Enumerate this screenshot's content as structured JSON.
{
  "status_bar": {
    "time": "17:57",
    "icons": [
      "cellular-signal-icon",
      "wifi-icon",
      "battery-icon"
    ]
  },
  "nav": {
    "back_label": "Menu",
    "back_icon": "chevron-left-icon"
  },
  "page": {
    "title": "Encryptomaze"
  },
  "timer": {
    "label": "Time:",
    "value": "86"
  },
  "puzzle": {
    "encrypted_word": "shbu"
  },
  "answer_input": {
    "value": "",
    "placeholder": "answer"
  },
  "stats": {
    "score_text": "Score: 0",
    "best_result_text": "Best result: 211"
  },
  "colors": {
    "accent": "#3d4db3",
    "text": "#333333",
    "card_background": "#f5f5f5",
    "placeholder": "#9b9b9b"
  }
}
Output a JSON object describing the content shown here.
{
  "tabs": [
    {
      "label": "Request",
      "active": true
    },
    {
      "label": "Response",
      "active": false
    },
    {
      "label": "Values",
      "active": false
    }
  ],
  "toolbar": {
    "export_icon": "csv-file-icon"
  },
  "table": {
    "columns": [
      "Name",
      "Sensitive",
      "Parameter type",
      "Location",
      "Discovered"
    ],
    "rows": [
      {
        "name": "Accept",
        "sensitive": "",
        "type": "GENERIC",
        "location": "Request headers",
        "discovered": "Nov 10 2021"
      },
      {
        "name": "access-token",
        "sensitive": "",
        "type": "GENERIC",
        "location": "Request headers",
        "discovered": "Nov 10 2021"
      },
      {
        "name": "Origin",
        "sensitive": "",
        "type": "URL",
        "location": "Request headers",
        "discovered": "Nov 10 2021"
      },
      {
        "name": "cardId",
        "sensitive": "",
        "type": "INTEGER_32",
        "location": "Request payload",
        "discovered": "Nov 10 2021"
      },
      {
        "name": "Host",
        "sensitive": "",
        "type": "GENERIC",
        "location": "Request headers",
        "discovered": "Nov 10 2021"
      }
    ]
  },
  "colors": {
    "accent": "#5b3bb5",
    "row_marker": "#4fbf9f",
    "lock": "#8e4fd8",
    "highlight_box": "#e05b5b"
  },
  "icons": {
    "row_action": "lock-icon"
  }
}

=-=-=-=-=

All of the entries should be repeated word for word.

__ANSWER TO THIS EXERCISE__:
Enumerate this screenshot's content as structured JSON.
{
  "status_bar": {
    "time": "17:57",
    "icons": [
      "cellular-signal-icon",
      "wifi-icon",
      "battery-icon"
    ]
  },
  "nav": {
    "back_label": "Menu",
    "back_icon": "chevron-left-icon"
  },
  "page": {
    "title": "Encryptomaze"
  },
  "timer": {
    "label": "Time:",
    "value": "86"
  },
  "puzzle": {
    "encrypted_word": "shbu"
  },
  "answer_input": {
    "value": "",
    "placeholder": "answer"
  },
  "stats": {
    "score_text": "Score: 0",
    "best_result_text": "Best result: 211"
  },
  "colors": {
    "accent": "#3d4db3",
    "text": "#333333",
    "card_background": "#f5f5f5",
    "placeholder": "#9b9b9b"
  }
}
Output a JSON object describing the content shown here.
{
  "tabs": [
    {
      "label": "Request",
      "active": true
    },
    {
      "label": "Response",
      "active": false
    },
    {
      "label": "Values",
      "active": false
    }
  ],
  "toolbar": {
    "export_icon": "csv-file-icon"
  },
  "table": {
    "columns": [
      "Name",
      "Sensitive",
      "Parameter type",
      "Location",
      "Discovered"
    ],
    "rows": [
      {
        "name": "Accept",
        "sensitive": "",
        "type": "GENERIC",
        "location": "Request headers",
        "discovered": "Nov 10 2021"
      },
      {
        "name": "access-token",
        "sensitive": "",
        "type": "GENERIC",
        "location": "Request headers",
        "discovered": "Nov 10 2021"
      },
      {
        "name": "Origin",
        "sensitive": "",
        "type": "URL",
        "location": "Request headers",
        "discovered": "Nov 10 2021"
      },
      {
        "name": "cardId",
        "sensitive": "",
        "type": "INTEGER_32",
        "location": "Request payload",
        "discovered": "Nov 10 2021"
      },
      {
        "name": "Host",
        "sensitive": "",
        "type": "GENERIC",
        "location": "Request headers",
        "discovered": "Nov 10 2021"
      }
    ]
  },
  "colors": {
    "accent": "#5b3bb5",
    "row_marker": "#4fbf9f",
    "lock": "#8e4fd8",
    "highlight_box": "#e05b5b"
  },
  "icons": {
    "row_action": "lock-icon"
  }
}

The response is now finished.